*** Data in this exercise ***
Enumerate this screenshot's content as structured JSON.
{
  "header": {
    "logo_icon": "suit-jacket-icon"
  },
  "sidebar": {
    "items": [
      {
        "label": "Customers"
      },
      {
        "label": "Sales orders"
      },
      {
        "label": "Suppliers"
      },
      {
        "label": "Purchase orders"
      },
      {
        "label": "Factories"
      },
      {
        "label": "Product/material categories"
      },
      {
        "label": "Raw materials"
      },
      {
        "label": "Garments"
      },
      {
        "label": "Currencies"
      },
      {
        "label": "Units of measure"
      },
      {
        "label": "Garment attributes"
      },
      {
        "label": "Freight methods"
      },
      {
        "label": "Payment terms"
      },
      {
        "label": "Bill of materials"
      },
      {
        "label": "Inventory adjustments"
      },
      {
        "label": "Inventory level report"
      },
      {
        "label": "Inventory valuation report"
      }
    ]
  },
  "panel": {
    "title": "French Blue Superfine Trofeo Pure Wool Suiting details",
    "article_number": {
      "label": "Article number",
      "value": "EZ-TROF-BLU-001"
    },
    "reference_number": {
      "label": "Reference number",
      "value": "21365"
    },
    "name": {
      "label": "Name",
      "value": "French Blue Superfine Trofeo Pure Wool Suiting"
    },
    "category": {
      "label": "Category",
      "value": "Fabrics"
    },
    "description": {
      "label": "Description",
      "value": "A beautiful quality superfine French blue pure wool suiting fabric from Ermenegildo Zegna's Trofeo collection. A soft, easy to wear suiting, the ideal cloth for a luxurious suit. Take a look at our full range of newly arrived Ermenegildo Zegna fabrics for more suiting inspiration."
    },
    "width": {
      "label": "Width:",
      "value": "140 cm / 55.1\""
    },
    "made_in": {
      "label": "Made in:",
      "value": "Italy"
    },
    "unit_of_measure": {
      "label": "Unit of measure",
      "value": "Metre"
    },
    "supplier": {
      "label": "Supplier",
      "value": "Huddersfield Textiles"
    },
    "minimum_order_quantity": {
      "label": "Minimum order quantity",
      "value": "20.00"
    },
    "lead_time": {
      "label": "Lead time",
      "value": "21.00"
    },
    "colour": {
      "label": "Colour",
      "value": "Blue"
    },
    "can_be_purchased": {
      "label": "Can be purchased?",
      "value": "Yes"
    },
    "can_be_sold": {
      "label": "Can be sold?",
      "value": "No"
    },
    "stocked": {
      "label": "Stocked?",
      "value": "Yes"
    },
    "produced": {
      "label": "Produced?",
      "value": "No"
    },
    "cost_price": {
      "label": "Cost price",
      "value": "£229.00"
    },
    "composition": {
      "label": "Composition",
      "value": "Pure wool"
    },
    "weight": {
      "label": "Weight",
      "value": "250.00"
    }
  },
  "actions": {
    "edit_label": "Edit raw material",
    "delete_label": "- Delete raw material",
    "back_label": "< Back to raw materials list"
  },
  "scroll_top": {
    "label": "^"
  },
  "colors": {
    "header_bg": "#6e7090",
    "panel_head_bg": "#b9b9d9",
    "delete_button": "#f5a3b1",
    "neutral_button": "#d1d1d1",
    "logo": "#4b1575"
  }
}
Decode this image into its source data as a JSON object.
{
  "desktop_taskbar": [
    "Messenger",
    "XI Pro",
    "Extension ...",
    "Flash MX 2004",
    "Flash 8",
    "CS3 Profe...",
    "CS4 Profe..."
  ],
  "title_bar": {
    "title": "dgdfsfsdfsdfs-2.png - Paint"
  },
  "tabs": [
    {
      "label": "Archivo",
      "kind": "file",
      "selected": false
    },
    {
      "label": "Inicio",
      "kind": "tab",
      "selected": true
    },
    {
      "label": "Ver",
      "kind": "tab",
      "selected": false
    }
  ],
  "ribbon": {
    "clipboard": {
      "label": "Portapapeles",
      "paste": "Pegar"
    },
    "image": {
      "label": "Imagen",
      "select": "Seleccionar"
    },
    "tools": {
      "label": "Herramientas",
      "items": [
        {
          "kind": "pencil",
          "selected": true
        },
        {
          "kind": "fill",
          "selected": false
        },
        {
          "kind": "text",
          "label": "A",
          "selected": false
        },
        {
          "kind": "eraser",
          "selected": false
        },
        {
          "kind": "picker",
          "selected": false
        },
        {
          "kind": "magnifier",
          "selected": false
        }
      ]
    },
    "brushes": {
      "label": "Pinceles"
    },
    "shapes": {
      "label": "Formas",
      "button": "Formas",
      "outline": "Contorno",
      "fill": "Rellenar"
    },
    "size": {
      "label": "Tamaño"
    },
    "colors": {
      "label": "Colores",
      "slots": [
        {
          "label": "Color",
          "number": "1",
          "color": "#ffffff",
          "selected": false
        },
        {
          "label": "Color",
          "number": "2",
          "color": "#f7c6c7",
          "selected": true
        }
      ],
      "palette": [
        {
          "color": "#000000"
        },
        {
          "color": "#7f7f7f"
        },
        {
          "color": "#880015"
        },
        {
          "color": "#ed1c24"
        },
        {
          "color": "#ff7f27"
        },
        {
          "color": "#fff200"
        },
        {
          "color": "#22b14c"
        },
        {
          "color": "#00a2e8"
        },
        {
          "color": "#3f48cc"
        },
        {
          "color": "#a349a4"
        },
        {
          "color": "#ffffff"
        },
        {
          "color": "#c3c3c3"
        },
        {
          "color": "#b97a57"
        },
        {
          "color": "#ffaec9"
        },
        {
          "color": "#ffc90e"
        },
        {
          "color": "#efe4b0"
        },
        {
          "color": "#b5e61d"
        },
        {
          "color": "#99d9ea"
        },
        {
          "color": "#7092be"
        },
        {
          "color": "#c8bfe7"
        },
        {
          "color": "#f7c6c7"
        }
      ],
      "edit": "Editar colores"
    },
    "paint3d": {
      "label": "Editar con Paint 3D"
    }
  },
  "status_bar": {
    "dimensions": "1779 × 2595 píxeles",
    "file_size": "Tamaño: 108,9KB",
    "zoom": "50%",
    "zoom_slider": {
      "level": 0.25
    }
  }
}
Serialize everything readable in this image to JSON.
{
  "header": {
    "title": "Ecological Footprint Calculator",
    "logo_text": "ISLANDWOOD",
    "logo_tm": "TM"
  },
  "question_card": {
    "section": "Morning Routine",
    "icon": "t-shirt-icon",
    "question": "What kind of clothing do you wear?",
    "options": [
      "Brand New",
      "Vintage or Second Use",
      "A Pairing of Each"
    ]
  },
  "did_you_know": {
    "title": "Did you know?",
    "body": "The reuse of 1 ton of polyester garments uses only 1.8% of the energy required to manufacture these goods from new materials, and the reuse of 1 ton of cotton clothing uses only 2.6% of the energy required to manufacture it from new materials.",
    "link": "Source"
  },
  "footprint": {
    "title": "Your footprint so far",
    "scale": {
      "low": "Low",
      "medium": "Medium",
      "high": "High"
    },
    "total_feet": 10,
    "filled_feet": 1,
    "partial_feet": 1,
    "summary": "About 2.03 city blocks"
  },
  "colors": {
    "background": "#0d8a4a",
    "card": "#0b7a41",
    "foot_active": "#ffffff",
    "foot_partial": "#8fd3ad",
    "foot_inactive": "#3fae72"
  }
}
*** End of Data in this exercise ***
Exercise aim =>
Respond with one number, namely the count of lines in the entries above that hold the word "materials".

Completed exercise =>
4